In 1989, President George H. W. Bush declared October the National Italian American Heritage month and every succeeding year, the acting president has signed an executive order to continue the tradition. October was selected because Columbus Day occurs during that month.
In 1792, New York’s Columbian Order held the first Columbus Day to commemorate the 300th anniversary of Columbus’ historic landing. For the 400th anniversary in 1892, President Benjamin Harrison issued a proclamation encouraging Americans to celebrate Columbus. The holiday occurred in various cities throughout the United States annually. Thanks to the dedication of the Knights of Columbus, President Franklin Delano Roosevelt declared Columbus Day a national holiday in 1937.
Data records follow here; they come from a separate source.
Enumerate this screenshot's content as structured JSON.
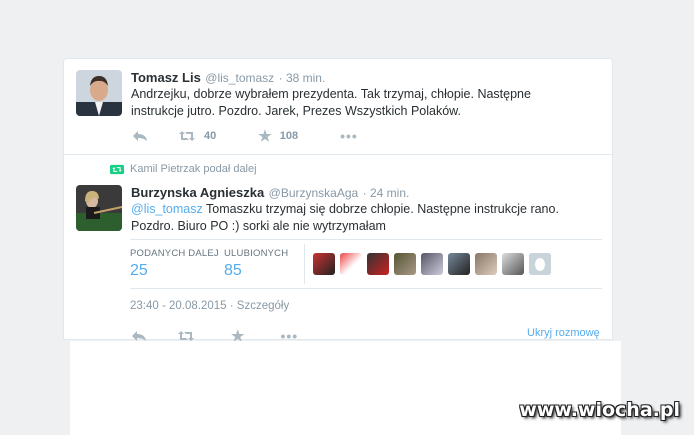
{
  "tweet1": {
    "name": "Tomasz Lis",
    "handle": "@lis_tomasz",
    "time": "· 38 min.",
    "text_line1": "Andrzejku, dobrze wybrałem prezydenta. Tak trzymaj, chłopie. Następne",
    "text_line2": "instrukcje jutro. Pozdro. Jarek, Prezes Wszystkich Polaków.",
    "retweets": "40",
    "favorites": "108"
  },
  "retweet_context": "Kamil Pietrzak podał dalej",
  "tweet2": {
    "name": "Burzynska Agnieszka",
    "handle": "@BurzynskaAga",
    "time": "· 24 min.",
    "mention": "@lis_tomasz",
    "text_line1": "Tomaszku trzymaj się dobrze chłopie. Następne instrukcje rano.",
    "text_line2": "Pozdro. Biuro PO :) sorki ale nie wytrzymałam",
    "stats": {
      "retweets_label": "PODANYCH DALEJ",
      "retweets_value": "25",
      "favorites_label": "ULUBIONYCH",
      "favorites_value": "85"
    },
    "timestamp": "23:40 - 20.08.2015",
    "details": "Szczegóły",
    "hide_conversation": "Ukryj rozmowę"
  },
  "watermark": "www.wiocha.pl",
  "colors": {
    "link": "#55acee",
    "retweet_green": "#19cf86",
    "icon_gray": "#aab8c2"
  }
}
The holiday has been criticized since its inception. In the late 1800s, anti-immigrant groups rejected the holiday for its association with Southern European Catholicism. In recent decades, Native American groups have protested the celebration because it indirectly led to America’s colonization and the decimation of indigenous populations. Today, the holiday continues to be controversial. Christopher Columbus didn’t actually land in North America; he landed in the Bahamas where he enslaved native peoples and imposed barbaric forms of punishment.
To the Italian community, Christopher Columbus is celebrated, not for his actions, but for what he represents. Italians faced discrimination when they arrived in the United States and Columbus Day allowed them to publicly acknowledge and celebrate their heritage. The American Italian Cultural Center looks forward to celebrating National Italian American Heritage month with our amici!